The chief corrections counsel for Alaska’s attorney general is now the subject of an investigation by the state’s department of law after researchers found he allegedly operated a secret right-wing Twitter account that he used to spread anti-Jewish propaganda, denounce the Black Lives Matter movement, whine about anti-whiteness and be bigoted AF toward trans people.
As an alleged supporter of a Mormon extremist group known as the Deseret nationalists (if you read “white” in place of “Mormon” and “Deseret,” you’re apparently not far off), the official is accused of hiding his hatred behind a pseudonym. Unfortunately for him, he’s apparently a dummy at creating online dummy accounts, because researchers found a mountain of evidence tracing the account to him.
Researchers for the Guardian identified attorney general assistant Matthias Cicotte as the man behind a Twitter account, which he allegedly ran under the name J Reuben Clark. Tweets sent from the account—which had been deleted but were archived by researchers—include suggestions that Jewish people run the world and claimed that “the malign influence of Jewish women and the decline of white men as problems in the contemporary world.”
“Real history was taught in school, angry yentas didn’t rule, white men didn’t play the fool. Those were the good old days,” the tweet read, which suggests “Clark” was also joining the conservative white nonsense chorus line that says teaching America’s racist history is the real racism.
To be honest, while the Guardian characterized the tweets as “extreme,” a lot of it was just garden-variety right-winger shit spewed from the non-lips of garden-variety Fox-News-ified MAGA enthusiasts.
From the Guardian:
In February this year, JReubenCIark wrote in reference to the Republican Jewish Committee’s push for the expulsion of Marjorie Taylor Greene that he supported their efforts “to combat the conspiracy theory that Jews run everything by getting any member of Congress they don’t like expelled from Congress”.
In a March tweet, JReubenCIark claimed that accusations of racism were “purely a tool to control people on the right”, going on to ask “try to think of example of an accusation of racism that helped the right, or Christians, or whites in the last 10 years”.
On 15 June last year, he riffed on a catchphrase of the so-called Unabomber, Ted Kaczynski, tweeting: “The Civil Rights Act of 1964 and its Consequences Have Been a Disaster for the Human Race.”
The account also repeated familiar white nationalist talking points about the relationships between race, crime and IQ. He tweeted: “Is it ‘white supremacy’ to note that some racial groups have higher IQs than others based on IQ tests? I believe that and I am only a Deseret supremacist.”
Apparently, Deseret nationalists—also known as “DezNats” (I’m sure they’ve joked about putting “dez nats” in someone’s mouth before, otherwise the missed opportunities are just sad)—refer to a loose association of conservative Mormons, some of whom advocate the forming of a theocratic secessionist Mormon state and have proposed that it be a white ethnostate.
Anyway, tweets from the account also lamented the fact that “lots of Catholic Mexicans are coming to the US,” and erroneously characterized BLM as a “criminal enterprise that murders people and destroys property.”
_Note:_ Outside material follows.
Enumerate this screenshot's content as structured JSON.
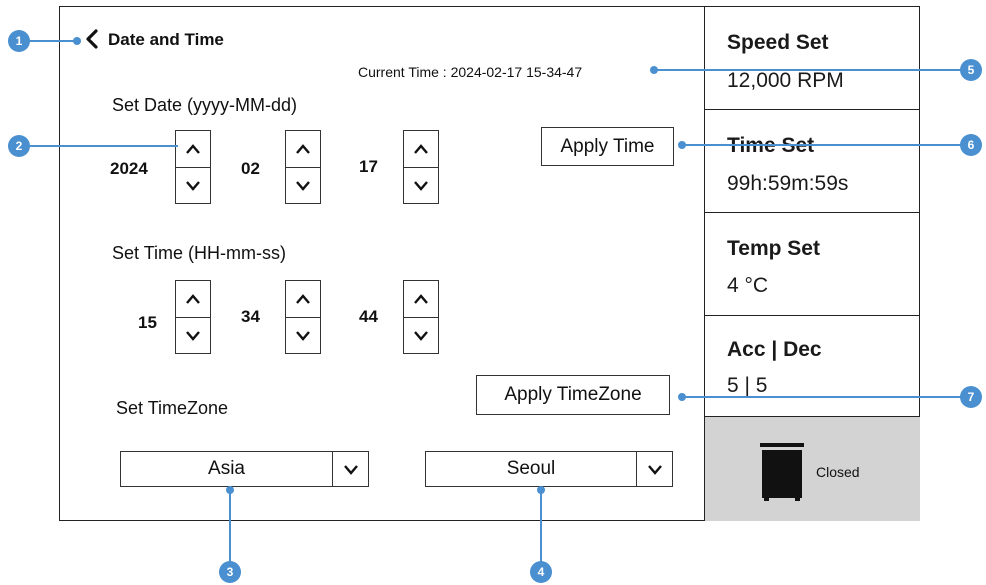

One series of tweets also declared that “people who encourage a kid to think he’s a different sex than what he is (including parents) go to jail for child abuse”, and that “people who perform or abet sex change operations on kids get the death penalty.”
Now, let’s talk about how Cicotte is apparently not a tech wiz who actually knows anything about creating a social media account that won’t easily lead back to him.
More from the Guardian:
The moniker not only references a prominent 20th-century Mormon leader and attorney, but is the name of Brigham Young University’s law school, from which Cicotte graduated in 2008.
The account revealed a number of biographical details that match Cicotte’s, from the length of his marriage, to the identity of his criminal law professor, to his frequent moves, to the dates of his various stints in higher education, to his ownership of a Minivan, to the date of his house purchase.
There are other clues based on the course of his life or contemporaneous events. In August 2020, the account’s owner remarked that he had been overweight but lost a significant amount of weight, which matches a long chronological sequence of photographs obtained from his wife’s Facebook page.
The most compelling evidence comes from photographs posted by the account, presenting them as depictions of the interior of the owner’s house. One reveals a distinctive patterning on the brickwork, and another a similarly distinctive pattern on wood paneling in a kitchen.
After evidence was presented to Alaska’s deputy attorney general, Cori Mills, an investigation into the Cicotte was announced.
“The department of law takes the allegations raised here seriously, and we uphold the dignity and respect of all individuals and ask that all of our employees do the same,” Mills wrote. “Having just learned about this late last week, we are gathering information and conducting a review. Since this involves personnel issues, we are very limited in our ability to comment further.”